**Problem description:** Where does the word "true" show up in the records? Copy every line that holds it.

###

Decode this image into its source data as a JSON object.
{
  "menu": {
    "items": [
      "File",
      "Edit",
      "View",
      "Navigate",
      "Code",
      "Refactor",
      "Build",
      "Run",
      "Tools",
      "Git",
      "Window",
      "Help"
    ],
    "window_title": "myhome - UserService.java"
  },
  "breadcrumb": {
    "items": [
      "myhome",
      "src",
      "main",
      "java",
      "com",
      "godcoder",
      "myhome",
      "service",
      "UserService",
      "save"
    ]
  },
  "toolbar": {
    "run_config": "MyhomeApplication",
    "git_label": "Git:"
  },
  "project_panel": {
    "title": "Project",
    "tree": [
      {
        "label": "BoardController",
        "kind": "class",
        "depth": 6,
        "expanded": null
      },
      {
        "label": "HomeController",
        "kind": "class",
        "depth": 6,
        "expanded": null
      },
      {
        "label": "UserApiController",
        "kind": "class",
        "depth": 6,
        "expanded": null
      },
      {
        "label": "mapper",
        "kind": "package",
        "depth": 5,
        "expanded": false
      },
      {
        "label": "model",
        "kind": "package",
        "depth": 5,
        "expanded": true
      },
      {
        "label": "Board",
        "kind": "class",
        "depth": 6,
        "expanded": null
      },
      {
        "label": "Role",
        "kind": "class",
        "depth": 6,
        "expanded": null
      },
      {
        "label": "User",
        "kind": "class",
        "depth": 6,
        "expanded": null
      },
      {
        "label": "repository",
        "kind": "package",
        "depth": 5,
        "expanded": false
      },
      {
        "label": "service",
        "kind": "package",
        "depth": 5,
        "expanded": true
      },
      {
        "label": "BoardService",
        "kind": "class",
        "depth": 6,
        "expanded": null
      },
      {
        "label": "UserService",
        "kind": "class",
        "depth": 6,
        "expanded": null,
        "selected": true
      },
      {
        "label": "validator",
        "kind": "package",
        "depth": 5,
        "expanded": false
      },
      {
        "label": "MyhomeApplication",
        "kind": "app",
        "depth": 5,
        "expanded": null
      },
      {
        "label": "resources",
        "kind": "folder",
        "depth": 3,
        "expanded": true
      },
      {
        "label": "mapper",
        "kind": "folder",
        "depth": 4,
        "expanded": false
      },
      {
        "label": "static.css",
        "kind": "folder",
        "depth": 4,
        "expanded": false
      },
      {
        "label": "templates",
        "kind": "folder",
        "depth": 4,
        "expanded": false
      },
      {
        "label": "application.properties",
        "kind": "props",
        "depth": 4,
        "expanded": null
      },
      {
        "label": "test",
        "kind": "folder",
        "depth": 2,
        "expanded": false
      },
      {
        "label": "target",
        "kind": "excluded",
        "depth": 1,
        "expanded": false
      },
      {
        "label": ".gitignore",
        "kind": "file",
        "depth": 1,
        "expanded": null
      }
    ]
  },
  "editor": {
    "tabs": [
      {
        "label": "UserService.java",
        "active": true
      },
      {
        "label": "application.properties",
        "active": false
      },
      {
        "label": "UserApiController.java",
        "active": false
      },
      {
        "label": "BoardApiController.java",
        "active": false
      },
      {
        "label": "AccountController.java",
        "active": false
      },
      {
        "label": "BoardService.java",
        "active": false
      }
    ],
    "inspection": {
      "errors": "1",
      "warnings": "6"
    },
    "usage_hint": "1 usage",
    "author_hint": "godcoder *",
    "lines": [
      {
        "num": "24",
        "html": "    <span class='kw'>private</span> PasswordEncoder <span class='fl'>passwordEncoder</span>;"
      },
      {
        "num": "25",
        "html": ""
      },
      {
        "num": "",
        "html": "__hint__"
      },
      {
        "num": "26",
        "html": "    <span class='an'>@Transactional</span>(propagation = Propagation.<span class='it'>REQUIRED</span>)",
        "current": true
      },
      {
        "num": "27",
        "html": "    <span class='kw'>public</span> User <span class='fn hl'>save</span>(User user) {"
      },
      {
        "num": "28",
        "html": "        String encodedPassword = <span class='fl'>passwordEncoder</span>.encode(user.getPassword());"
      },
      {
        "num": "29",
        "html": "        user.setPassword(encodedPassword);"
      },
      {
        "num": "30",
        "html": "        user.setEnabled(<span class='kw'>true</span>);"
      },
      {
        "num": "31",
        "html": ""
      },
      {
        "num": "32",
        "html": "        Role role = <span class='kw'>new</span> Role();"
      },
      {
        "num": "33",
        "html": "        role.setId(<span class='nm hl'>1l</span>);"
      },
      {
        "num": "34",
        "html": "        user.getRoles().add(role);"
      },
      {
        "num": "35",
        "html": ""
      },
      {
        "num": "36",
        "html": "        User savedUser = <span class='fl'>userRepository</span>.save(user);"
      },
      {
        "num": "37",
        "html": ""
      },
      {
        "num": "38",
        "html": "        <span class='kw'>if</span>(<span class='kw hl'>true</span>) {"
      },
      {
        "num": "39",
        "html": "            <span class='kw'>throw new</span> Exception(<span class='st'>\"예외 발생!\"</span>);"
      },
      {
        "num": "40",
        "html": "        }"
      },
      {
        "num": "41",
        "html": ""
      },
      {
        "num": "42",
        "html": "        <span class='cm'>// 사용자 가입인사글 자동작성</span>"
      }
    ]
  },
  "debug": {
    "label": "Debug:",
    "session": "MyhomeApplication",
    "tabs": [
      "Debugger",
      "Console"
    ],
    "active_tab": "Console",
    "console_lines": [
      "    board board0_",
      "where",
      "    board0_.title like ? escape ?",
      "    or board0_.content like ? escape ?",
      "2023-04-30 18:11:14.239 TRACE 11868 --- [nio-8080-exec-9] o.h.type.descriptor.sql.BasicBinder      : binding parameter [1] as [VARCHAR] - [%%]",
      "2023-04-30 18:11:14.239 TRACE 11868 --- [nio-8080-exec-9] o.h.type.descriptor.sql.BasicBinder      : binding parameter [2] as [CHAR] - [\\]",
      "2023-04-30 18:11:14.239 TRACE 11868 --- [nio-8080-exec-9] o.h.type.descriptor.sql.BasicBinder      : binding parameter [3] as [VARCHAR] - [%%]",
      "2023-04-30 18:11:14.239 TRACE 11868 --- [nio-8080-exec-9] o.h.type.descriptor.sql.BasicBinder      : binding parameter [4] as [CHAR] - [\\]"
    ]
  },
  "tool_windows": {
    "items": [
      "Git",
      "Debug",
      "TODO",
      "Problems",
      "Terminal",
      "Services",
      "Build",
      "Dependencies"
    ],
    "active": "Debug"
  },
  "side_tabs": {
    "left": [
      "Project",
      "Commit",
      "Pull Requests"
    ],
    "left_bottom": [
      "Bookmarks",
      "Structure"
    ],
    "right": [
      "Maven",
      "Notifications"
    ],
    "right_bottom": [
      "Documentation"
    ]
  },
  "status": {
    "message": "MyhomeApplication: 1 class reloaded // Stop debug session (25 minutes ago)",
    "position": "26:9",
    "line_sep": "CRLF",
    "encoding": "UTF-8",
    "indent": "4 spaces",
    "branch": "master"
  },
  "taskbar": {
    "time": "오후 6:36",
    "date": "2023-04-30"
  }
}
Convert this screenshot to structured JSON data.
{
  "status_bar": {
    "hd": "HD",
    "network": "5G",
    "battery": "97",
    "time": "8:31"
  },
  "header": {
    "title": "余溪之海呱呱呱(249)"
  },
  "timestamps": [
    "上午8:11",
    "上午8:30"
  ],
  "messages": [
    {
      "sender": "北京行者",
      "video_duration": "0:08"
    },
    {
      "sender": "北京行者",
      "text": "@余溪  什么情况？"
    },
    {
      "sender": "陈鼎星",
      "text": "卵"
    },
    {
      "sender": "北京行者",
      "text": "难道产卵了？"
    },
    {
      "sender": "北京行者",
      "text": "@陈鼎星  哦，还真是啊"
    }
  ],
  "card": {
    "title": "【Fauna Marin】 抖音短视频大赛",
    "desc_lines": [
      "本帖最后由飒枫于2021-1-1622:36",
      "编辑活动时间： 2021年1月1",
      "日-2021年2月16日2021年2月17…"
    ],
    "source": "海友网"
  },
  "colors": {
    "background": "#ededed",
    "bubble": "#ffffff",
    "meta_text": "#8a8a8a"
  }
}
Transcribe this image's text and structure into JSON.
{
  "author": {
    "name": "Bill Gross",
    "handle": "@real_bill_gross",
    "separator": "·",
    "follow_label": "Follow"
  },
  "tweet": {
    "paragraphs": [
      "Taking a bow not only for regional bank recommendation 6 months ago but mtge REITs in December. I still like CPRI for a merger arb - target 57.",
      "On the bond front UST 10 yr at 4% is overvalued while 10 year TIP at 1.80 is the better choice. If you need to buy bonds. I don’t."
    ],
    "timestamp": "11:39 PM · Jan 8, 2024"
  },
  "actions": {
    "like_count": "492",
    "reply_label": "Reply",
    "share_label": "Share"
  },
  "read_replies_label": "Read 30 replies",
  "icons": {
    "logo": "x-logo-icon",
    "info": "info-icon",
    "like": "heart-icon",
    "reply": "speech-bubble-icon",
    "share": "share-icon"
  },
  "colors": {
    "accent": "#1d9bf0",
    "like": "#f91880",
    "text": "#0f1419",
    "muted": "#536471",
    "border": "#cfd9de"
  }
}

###

**Result of this task:**
        "expanded": true
        "expanded": true
        "selected": true
        "expanded": true
        "active": true
        "current": true
        "html": "        user.setEnabled(<span class='kw'>true</span>);"
        "html": "        <span class='kw'>if</span>(<span class='kw hl'>true</span>) {"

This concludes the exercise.